### Element data from apps and pages

□ □ □

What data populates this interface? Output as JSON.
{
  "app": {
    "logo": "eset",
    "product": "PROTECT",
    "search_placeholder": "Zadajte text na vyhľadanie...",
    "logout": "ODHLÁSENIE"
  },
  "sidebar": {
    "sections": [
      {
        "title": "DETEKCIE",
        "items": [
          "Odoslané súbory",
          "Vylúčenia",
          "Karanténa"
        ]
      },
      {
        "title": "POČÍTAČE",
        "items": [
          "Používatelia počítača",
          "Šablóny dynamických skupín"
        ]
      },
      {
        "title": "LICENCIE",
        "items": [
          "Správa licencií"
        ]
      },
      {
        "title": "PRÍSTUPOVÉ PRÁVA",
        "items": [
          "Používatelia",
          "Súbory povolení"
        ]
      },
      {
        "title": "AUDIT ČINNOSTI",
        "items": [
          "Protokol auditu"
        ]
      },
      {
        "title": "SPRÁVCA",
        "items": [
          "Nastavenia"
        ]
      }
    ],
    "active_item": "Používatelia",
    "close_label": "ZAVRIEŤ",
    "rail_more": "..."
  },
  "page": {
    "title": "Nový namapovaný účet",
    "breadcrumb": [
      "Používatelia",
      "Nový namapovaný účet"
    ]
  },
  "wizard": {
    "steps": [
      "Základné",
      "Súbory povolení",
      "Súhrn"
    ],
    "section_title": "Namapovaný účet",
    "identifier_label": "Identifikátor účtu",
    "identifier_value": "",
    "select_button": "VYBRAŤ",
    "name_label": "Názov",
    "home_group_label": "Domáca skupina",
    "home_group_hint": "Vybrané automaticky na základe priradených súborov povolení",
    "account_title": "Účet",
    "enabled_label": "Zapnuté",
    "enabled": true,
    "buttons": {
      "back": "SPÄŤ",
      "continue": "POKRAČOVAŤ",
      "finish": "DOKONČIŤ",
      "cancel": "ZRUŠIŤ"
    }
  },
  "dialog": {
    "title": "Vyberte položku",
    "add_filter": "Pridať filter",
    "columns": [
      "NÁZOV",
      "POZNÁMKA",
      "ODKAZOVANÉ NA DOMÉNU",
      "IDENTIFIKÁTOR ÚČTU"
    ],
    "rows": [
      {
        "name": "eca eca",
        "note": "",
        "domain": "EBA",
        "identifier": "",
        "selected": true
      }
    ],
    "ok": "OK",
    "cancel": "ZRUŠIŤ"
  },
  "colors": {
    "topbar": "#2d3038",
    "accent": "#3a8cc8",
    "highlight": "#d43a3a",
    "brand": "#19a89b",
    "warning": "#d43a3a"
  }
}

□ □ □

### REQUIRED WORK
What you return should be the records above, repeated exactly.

### SOLUTION TO THIS EXERCISE
What data populates this interface? Output as JSON.
{
  "app": {
    "logo": "eset",
    "product": "PROTECT",
    "search_placeholder": "Zadajte text na vyhľadanie...",
    "logout": "ODHLÁSENIE"
  },
  "sidebar": {
    "sections": [
      {
        "title": "DETEKCIE",
        "items": [
          "Odoslané súbory",
          "Vylúčenia",
          "Karanténa"
        ]
      },
      {
        "title": "POČÍTAČE",
        "items": [
          "Používatelia počítača",
          "Šablóny dynamických skupín"
        ]
      },
      {
        "title": "LICENCIE",
        "items": [
          "Správa licencií"
        ]
      },
      {
        "title": "PRÍSTUPOVÉ PRÁVA",
        "items": [
          "Používatelia",
          "Súbory povolení"
        ]
      },
      {
        "title": "AUDIT ČINNOSTI",
        "items": [
          "Protokol auditu"
        ]
      },
      {
        "title": "SPRÁVCA",
        "items": [
          "Nastavenia"
        ]
      }
    ],
    "active_item": "Používatelia",
    "close_label": "ZAVRIEŤ",
    "rail_more": "..."
  },
  "page": {
    "title": "Nový namapovaný účet",
    "breadcrumb": [
      "Používatelia",
      "Nový namapovaný účet"
    ]
  },
  "wizard": {
    "steps": [
      "Základné",
      "Súbory povolení",
      "Súhrn"
    ],
    "section_title": "Namapovaný účet",
    "identifier_label": "Identifikátor účtu",
    "identifier_value": "",
    "select_button": "VYBRAŤ",
    "name_label": "Názov",
    "home_group_label": "Domáca skupina",
    "home_group_hint": "Vybrané automaticky na základe priradených súborov povolení",
    "account_title": "Účet",
    "enabled_label": "Zapnuté",
    "enabled": true,
    "buttons": {
      "back": "SPÄŤ",
      "continue": "POKRAČOVAŤ",
      "finish": "DOKONČIŤ",
      "cancel": "ZRUŠIŤ"
    }
  },
  "dialog": {
    "title": "Vyberte položku",
    "add_filter": "Pridať filter",
    "columns": [
      "NÁZOV",
      "POZNÁMKA",
      "ODKAZOVANÉ NA DOMÉNU",
      "IDENTIFIKÁTOR ÚČTU"
    ],
    "rows": [
      {
        "name": "eca eca",
        "note": "",
        "domain": "EBA",
        "identifier": "",
        "selected": true
      }
    ],
    "ok": "OK",
    "cancel": "ZRUŠIŤ"
  },
  "colors": {
    "topbar": "#2d3038",
    "accent": "#3a8cc8",
    "highlight": "#d43a3a",
    "brand": "#19a89b",
    "warning": "#d43a3a"
  }
}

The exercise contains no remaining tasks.